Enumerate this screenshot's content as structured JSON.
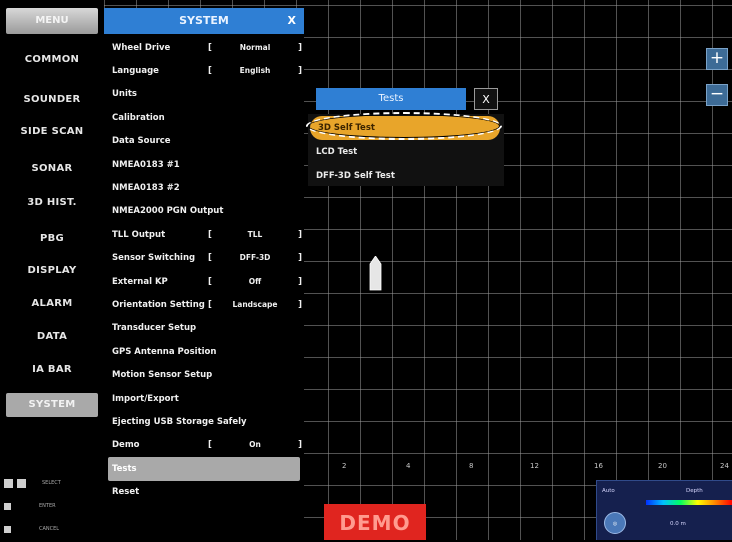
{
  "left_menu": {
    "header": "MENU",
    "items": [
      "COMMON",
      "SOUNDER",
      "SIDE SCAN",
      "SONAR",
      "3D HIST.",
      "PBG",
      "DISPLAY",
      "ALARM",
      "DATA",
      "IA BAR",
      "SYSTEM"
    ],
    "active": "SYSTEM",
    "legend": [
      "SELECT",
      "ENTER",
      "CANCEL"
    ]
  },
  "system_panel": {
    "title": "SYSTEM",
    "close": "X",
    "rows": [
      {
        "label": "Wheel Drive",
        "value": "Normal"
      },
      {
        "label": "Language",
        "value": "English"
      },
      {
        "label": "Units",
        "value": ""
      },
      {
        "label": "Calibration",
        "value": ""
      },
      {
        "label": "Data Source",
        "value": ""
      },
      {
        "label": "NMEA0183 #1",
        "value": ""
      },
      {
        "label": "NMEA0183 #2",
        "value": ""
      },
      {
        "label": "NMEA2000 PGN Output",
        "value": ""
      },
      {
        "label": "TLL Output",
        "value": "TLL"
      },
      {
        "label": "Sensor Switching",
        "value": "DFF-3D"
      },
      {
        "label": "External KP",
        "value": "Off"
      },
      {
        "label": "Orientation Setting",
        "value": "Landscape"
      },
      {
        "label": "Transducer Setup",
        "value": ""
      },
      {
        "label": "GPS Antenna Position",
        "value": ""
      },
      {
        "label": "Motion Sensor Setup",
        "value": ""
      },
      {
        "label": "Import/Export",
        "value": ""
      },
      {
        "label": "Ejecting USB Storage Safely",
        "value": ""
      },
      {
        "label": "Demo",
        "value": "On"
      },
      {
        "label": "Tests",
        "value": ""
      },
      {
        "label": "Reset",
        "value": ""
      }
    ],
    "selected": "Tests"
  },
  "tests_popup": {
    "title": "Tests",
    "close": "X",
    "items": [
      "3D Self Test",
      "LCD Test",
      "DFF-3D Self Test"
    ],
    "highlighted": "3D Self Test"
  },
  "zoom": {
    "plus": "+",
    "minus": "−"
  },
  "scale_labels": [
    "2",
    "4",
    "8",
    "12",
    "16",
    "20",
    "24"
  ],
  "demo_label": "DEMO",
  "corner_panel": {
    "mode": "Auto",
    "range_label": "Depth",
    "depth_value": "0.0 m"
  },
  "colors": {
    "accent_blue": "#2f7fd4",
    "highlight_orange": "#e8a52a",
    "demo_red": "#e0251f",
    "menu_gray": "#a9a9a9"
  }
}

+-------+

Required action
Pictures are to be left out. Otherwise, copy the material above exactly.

Answer below
Enumerate this screenshot's content as structured JSON.
{
  "left_menu": {
    "header": "MENU",
    "items": [
      "COMMON",
      "SOUNDER",
      "SIDE SCAN",
      "SONAR",
      "3D HIST.",
      "PBG",
      "DISPLAY",
      "ALARM",
      "DATA",
      "IA BAR",
      "SYSTEM"
    ],
    "active": "SYSTEM",
    "legend": [
      "SELECT",
      "ENTER",
      "CANCEL"
    ]
  },
  "system_panel": {
    "title": "SYSTEM",
    "close": "X",
    "rows": [
      {
        "label": "Wheel Drive",
        "value": "Normal"
      },
      {
        "label": "Language",
        "value": "English"
      },
      {
        "label": "Units",
        "value": ""
      },
      {
        "label": "Calibration",
        "value": ""
      },
      {
        "label": "Data Source",
        "value": ""
      },
      {
        "label": "NMEA0183 #1",
        "value": ""
      },
      {
        "label": "NMEA0183 #2",
        "value": ""
      },
      {
        "label": "NMEA2000 PGN Output",
        "value": ""
      },
      {
        "label": "TLL Output",
        "value": "TLL"
      },
      {
        "label": "Sensor Switching",
        "value": "DFF-3D"
      },
      {
        "label": "External KP",
        "value": "Off"
      },
      {
        "label": "Orientation Setting",
        "value": "Landscape"
      },
      {
        "label": "Transducer Setup",
        "value": ""
      },
      {
        "label": "GPS Antenna Position",
        "value": ""
      },
      {
        "label": "Motion Sensor Setup",
        "value": ""
      },
      {
        "label": "Import/Export",
        "value": ""
      },
      {
        "label": "Ejecting USB Storage Safely",
        "value": ""
      },
      {
        "label": "Demo",
        "value": "On"
      },
      {
        "label": "Tests",
        "value": ""
      },
      {
        "label": "Reset",
        "value": ""
      }
    ],
    "selected": "Tests"
  },
  "tests_popup": {
    "title": "Tests",
    "close": "X",
    "items": [
      "3D Self Test",
      "LCD Test",
      "DFF-3D Self Test"
    ],
    "highlighted": "3D Self Test"
  },
  "zoom": {
    "plus": "+",
    "minus": "−"
  },
  "scale_labels": [
    "2",
    "4",
    "8",
    "12",
    "16",
    "20",
    "24"
  ],
  "demo_label": "DEMO",
  "corner_panel": {
    "mode": "Auto",
    "range_label": "Depth",
    "depth_value": "0.0 m"
  },
  "colors": {
    "accent_blue": "#2f7fd4",
    "highlight_orange": "#e8a52a",
    "demo_red": "#e0251f",
    "menu_gray": "#a9a9a9"
  }
}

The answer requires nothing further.